# BRIEF
Print the data that follows without changing a single word.

+++ EXERCISE DATA

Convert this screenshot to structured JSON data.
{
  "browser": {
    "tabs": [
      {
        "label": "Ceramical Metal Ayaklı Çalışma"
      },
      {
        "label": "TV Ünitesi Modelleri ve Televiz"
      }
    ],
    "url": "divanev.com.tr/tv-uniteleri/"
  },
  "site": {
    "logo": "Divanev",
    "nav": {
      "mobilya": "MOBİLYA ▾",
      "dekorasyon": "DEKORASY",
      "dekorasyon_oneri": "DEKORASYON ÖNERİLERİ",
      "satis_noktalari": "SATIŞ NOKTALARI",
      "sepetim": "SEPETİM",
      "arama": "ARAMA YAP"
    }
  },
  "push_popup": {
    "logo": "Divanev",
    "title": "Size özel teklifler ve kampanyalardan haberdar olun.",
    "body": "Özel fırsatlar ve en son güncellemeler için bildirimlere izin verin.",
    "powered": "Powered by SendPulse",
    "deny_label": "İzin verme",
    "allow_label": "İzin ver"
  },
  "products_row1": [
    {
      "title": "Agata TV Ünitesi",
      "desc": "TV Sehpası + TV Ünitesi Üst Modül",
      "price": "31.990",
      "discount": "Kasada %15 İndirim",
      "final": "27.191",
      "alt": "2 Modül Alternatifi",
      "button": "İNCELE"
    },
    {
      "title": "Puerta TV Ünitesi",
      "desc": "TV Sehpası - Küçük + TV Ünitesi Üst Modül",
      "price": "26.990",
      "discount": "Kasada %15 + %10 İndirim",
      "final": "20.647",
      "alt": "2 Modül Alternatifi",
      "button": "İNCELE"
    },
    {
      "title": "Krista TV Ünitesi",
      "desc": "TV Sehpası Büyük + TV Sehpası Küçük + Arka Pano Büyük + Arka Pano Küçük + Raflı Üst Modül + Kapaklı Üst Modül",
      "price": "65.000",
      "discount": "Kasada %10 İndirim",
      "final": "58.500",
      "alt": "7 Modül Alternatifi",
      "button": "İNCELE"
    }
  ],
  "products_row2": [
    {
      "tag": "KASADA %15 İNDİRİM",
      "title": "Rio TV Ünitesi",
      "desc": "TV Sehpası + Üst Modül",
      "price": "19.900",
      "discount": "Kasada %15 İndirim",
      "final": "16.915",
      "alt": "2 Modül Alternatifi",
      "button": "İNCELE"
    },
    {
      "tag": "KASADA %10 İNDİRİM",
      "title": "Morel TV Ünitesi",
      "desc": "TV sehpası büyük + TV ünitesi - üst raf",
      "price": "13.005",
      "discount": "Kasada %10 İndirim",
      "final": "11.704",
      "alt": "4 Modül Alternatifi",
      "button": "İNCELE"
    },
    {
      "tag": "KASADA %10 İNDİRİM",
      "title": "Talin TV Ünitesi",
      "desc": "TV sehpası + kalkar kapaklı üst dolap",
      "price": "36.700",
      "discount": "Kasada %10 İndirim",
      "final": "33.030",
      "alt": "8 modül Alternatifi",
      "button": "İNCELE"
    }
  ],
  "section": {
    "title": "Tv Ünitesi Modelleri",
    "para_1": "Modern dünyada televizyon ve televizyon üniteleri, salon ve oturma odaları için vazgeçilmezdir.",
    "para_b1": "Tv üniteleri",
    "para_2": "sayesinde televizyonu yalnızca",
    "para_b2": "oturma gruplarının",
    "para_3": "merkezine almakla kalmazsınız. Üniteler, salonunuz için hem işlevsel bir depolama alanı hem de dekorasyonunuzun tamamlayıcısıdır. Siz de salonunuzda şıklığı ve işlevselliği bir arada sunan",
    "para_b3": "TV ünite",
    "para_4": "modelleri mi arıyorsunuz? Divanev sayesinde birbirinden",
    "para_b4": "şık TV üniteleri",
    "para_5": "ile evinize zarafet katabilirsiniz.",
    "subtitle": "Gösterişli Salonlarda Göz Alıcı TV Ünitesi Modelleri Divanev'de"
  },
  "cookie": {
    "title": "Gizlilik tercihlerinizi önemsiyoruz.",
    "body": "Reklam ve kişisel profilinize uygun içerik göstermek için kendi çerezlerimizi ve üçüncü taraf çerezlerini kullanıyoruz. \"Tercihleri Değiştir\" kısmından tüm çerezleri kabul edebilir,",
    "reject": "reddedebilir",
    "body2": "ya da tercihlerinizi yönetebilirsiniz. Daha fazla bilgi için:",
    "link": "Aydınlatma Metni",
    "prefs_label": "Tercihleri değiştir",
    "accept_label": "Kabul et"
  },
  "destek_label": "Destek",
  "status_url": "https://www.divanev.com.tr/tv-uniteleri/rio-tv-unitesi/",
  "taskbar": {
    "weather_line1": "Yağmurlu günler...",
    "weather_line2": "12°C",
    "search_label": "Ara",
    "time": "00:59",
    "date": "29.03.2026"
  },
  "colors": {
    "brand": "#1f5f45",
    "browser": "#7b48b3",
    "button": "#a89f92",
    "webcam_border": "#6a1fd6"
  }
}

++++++

# RESULT
Convert this screenshot to structured JSON data.
{
  "browser": {
    "tabs": [
      {
        "label": "Ceramical Metal Ayaklı Çalışma"
      },
      {
        "label": "TV Ünitesi Modelleri ve Televiz"
      }
    ],
    "url": "divanev.com.tr/tv-uniteleri/"
  },
  "site": {
    "logo": "Divanev",
    "nav": {
      "mobilya": "MOBİLYA ▾",
      "dekorasyon": "DEKORASY",
      "dekorasyon_oneri": "DEKORASYON ÖNERİLERİ",
      "satis_noktalari": "SATIŞ NOKTALARI",
      "sepetim": "SEPETİM",
      "arama": "ARAMA YAP"
    }
  },
  "push_popup": {
    "logo": "Divanev",
    "title": "Size özel teklifler ve kampanyalardan haberdar olun.",
    "body": "Özel fırsatlar ve en son güncellemeler için bildirimlere izin verin.",
    "powered": "Powered by SendPulse",
    "deny_label": "İzin verme",
    "allow_label": "İzin ver"
  },
  "products_row1": [
    {
      "title": "Agata TV Ünitesi",
      "desc": "TV Sehpası + TV Ünitesi Üst Modül",
      "price": "31.990",
      "discount": "Kasada %15 İndirim",
      "final": "27.191",
      "alt": "2 Modül Alternatifi",
      "button": "İNCELE"
    },
    {
      "title": "Puerta TV Ünitesi",
      "desc": "TV Sehpası - Küçük + TV Ünitesi Üst Modül",
      "price": "26.990",
      "discount": "Kasada %15 + %10 İndirim",
      "final": "20.647",
      "alt": "2 Modül Alternatifi",
      "button": "İNCELE"
    },
    {
      "title": "Krista TV Ünitesi",
      "desc": "TV Sehpası Büyük + TV Sehpası Küçük + Arka Pano Büyük + Arka Pano Küçük + Raflı Üst Modül + Kapaklı Üst Modül",
      "price": "65.000",
      "discount": "Kasada %10 İndirim",
      "final": "58.500",
      "alt": "7 Modül Alternatifi",
      "button": "İNCELE"
    }
  ],
  "products_row2": [
    {
      "tag": "KASADA %15 İNDİRİM",
      "title": "Rio TV Ünitesi",
      "desc": "TV Sehpası + Üst Modül",
      "price": "19.900",
      "discount": "Kasada %15 İndirim",
      "final": "16.915",
      "alt": "2 Modül Alternatifi",
      "button": "İNCELE"
    },
    {
      "tag": "KASADA %10 İNDİRİM",
      "title": "Morel TV Ünitesi",
      "desc": "TV sehpası büyük + TV ünitesi - üst raf",
      "price": "13.005",
      "discount": "Kasada %10 İndirim",
      "final": "11.704",
      "alt": "4 Modül Alternatifi",
      "button": "İNCELE"
    },
    {
      "tag": "KASADA %10 İNDİRİM",
      "title": "Talin TV Ünitesi",
      "desc": "TV sehpası + kalkar kapaklı üst dolap",
      "price": "36.700",
      "discount": "Kasada %10 İndirim",
      "final": "33.030",
      "alt": "8 modül Alternatifi",
      "button": "İNCELE"
    }
  ],
  "section": {
    "title": "Tv Ünitesi Modelleri",
    "para_1": "Modern dünyada televizyon ve televizyon üniteleri, salon ve oturma odaları için vazgeçilmezdir.",
    "para_b1": "Tv üniteleri",
    "para_2": "sayesinde televizyonu yalnızca",
    "para_b2": "oturma gruplarının",
    "para_3": "merkezine almakla kalmazsınız. Üniteler, salonunuz için hem işlevsel bir depolama alanı hem de dekorasyonunuzun tamamlayıcısıdır. Siz de salonunuzda şıklığı ve işlevselliği bir arada sunan",
    "para_b3": "TV ünite",
    "para_4": "modelleri mi arıyorsunuz? Divanev sayesinde birbirinden",
    "para_b4": "şık TV üniteleri",
    "para_5": "ile evinize zarafet katabilirsiniz.",
    "subtitle": "Gösterişli Salonlarda Göz Alıcı TV Ünitesi Modelleri Divanev'de"
  },
  "cookie": {
    "title": "Gizlilik tercihlerinizi önemsiyoruz.",
    "body": "Reklam ve kişisel profilinize uygun içerik göstermek için kendi çerezlerimizi ve üçüncü taraf çerezlerini kullanıyoruz. \"Tercihleri Değiştir\" kısmından tüm çerezleri kabul edebilir,",
    "reject": "reddedebilir",
    "body2": "ya da tercihlerinizi yönetebilirsiniz. Daha fazla bilgi için:",
    "link": "Aydınlatma Metni",
    "prefs_label": "Tercihleri değiştir",
    "accept_label": "Kabul et"
  },
  "destek_label": "Destek",
  "status_url": "https://www.divanev.com.tr/tv-uniteleri/rio-tv-unitesi/",
  "taskbar": {
    "weather_line1": "Yağmurlu günler...",
    "weather_line2": "12°C",
    "search_label": "Ara",
    "time": "00:59",
    "date": "29.03.2026"
  },
  "colors": {
    "brand": "#1f5f45",
    "browser": "#7b48b3",
    "button": "#a89f92",
    "webcam_border": "#6a1fd6"
  }
}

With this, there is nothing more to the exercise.